We haven't found any reviews in the usual places.
Other editions - View all
affection affectionate answered appear asked assistance attended beautiful became believe beloved blessed body brought called carried cause character child continued daughter dear death desire died duty England excellent express faithful Fanshawe father fear feelings fortune friends gave give hand happy heard heart honor hope husband Hutchinson Italy John Judson kind king knew Lady learned leave letters lived look Lord manner marriage married means mind months mother nature never night obtain officer parents passed person poor prepared present prince prison Providence reason received remain replied residence respect returned says seemed sent soon soul speak spirit suffered tell thee things thou thought thousand tion told took union whole wife wish woman writes young
Page 69 - Arise, and go into the street which is called Straight, and inquire in the house of Judas for one called Saul of Tarsus; for behold he prayeth, and hath seen in a vision a man named Ananias, coming in, and putting his hand on him, that he might receive his sight.
Page 202 - I raillied them again, and said that they must have a very friendshipless heart, if they had no idea of friendship to a man as well as to a woman. Thus it continued eight months, in which time my friends found as much love in Klopstock's letters as in me. I perceived it likewise, but I would not believe it. At the last Klopstock said plainly that he loved; and I startled as for a wrong thing. I answered, that it was no love, but friendship, as it was what I felt for him ; we had not seen one another...
Page 154 - No, for I have chosen him, that he may charge his children and his household after him to keep the way of the Lord by doing righteousness and justice; so that the Lord may bring about for Abraham what he has promised him.
Page 85 - Rivers, a brave woman, and one that had suffered many thousand pounds loss for the king, and whom I had a great reverence for, and she a kindness for me as a kinswoman, in discourse she tacitly commended the knowledge of state affairs ; and that some women were very happy in a good understanding thereof, as my Lady Aubigny, Lady Isabel Thynne, and divers others, and yet none was at first...
Page 202 - After having seen him two hours, I was obliged to pass the evening in a company which never had been so wearisome to me. I could not speak ; I could not play ; I thought, I saw nothing but Klopstock. I saw him the next day and the following, and we were very seriously friends.
Page 270 - I will do any service wherein I may please my good husband. I confess I cannot do enough for thee; but thou art pleased to accept the will for the deed, and rest contented. " I have many reasons to make me love thee, whereof I will name two: first, because thou lovest God; and secondly, because thou lovest me.
Page 85 - I that was young and innocent, and to that day had never in my mouth what news...

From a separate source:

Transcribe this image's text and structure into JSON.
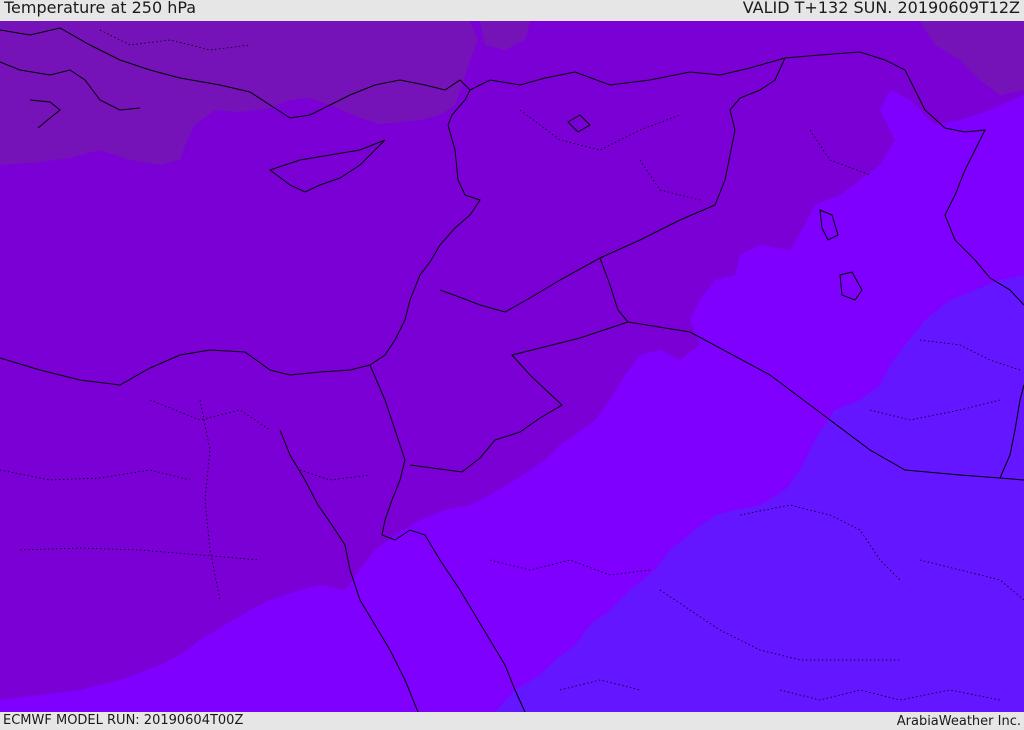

Page 205 - ... speaking of children, had none? Yes, Sir, this has been my only wish ungratified for these four years. I have been more than once unhappy with disappointments: but yet, thanks, thanks to God! I am in full hope to be mother in the month of November. The little preparations for my child and child-bed (and they are so dear to me!) have taken so much time, that I could not answer your letter, nor give you the promised scenes of the Messiah.
Page 311 - Life is quite a different thing by the side of a beloved wife, than so forsaken and alone ; even in Summer.
Page 97 - Turks' man-of-war tacked about, and we continued our course. But when your father saw it convenient to retreat, looking upon me, he blessed himself, and snatched me up in his arms, saying, ' Good God, that love can make this change ! ' and though he seemingly chid me, he would laugh at it as often as he remembered that voyage.